Project partners Managed by DPIRD, with partners Biological Services, Queensland Museum, and the New Zealand Institute of Plant and Food Research, the project is funded by Hort Innovation with in-kind support.
The research will see DPIRD undertake on-farm monitoring, and field studies and trials across a number of orchards in the Manjimup/Pemberton area.
Staff from Biological Services and the New Zealand Institute of Plant and Food Research will assist with this work, bringing with them knowledge and experience in mite monitoring, the commercial use of predatory mites, management of six-spotted mite in avocados and development of integrated pest management programs.
The combined experience of monitoring from the preceding project, current practices employed by growers and local mite monitors, such as Biological Services, and overseas methods, with input from the New Zealand Institute for Plant and Food Research, will be reviewed for use in the development of a monitoring and sampling protocol.
A mite specialist from Queensland Museum, who is part of the project team, is tasked with identifying predatory mites collected from commercial orchards and confirming the species of pest mite in WA currently regarded as six-spotted mite through morphological and molecular data.

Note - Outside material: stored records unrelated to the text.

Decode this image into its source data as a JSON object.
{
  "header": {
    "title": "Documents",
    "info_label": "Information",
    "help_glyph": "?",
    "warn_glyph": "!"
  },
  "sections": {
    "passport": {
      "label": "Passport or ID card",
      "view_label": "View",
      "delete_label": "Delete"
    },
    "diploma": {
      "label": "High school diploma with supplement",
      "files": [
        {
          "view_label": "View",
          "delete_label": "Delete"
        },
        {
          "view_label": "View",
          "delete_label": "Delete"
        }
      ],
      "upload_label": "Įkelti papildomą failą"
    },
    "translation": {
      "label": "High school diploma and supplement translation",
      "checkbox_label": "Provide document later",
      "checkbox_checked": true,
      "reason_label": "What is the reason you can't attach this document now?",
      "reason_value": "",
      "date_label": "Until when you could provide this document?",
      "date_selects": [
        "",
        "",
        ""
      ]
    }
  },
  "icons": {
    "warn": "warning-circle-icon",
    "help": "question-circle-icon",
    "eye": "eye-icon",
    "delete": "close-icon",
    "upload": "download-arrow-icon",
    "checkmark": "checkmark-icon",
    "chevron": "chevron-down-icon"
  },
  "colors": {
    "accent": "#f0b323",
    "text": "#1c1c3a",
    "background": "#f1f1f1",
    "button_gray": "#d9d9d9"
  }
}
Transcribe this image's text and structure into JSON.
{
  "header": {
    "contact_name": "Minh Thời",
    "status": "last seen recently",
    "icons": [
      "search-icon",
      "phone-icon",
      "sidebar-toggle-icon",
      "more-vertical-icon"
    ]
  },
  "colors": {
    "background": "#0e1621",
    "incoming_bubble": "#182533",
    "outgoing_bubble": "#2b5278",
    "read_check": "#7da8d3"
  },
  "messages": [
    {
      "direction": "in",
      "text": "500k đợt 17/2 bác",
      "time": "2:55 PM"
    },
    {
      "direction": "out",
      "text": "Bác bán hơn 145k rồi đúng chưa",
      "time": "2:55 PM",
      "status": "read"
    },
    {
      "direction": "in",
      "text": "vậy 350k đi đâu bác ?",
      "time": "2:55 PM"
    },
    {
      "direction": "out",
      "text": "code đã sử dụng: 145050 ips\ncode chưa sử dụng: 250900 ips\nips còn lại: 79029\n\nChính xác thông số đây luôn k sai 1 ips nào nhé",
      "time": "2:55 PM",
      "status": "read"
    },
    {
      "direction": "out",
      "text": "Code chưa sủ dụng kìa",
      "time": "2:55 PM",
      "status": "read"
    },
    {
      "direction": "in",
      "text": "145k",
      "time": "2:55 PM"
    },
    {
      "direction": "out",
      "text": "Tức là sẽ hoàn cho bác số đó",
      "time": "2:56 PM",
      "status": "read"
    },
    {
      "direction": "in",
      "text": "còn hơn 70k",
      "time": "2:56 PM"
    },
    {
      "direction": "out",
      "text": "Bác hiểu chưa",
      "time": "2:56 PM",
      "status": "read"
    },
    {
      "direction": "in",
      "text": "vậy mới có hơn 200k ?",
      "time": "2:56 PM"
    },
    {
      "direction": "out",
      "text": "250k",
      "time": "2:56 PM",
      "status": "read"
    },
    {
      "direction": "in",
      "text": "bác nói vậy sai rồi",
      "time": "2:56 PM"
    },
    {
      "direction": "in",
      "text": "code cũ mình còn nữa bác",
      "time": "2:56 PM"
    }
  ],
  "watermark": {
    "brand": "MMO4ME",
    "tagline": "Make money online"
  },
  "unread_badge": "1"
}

Confirmed identification of the local pest species will help in determining management options, particularly the use of predatory mites, as they can be species specific. Background Six-spotted mite is native to central America and was first recorded in WA in 1986 on avocado seedlings from eastern Australia. The pest has particularly affected avocado orchards located in the Pemberton / Manjimup area of the South West region, causing economically significant damage.
While present in eastern Australia, it is not considered a pest of avocado there. It is, however, a pest of avocado in New Zealand and California, United States.
Even low numbers of the mite in avocado orchards can lead to defoliation of trees, which has flow on impacts including exposure of fruit or sunburn and a subsequent downgrade in quality and price received, or earlier than scheduled picking of fruit to prevent sunburn. When many trees are defoliated and fruit is harvested, the result is a potential glut of fruit on the market instead of the preferred steady supply that meets grower needs and market demand. Avocado industry in Western Australia Growth in avocado production and a jump in prices in recent years underpinned a 780 per cent increase in the value of this sector in WA, which is now valued at about $200 million annually and represents about 40 per cent of WA’s total fruit crop by value. The volume of the avocado crop is now comparable with apple production, which is the State’s largest fruit crop by quantity. The bulk of the value in the avocado sector remains in the Australian domestic market, with export sales making up just 4 per cent of WA’s total overseas fruit sales value.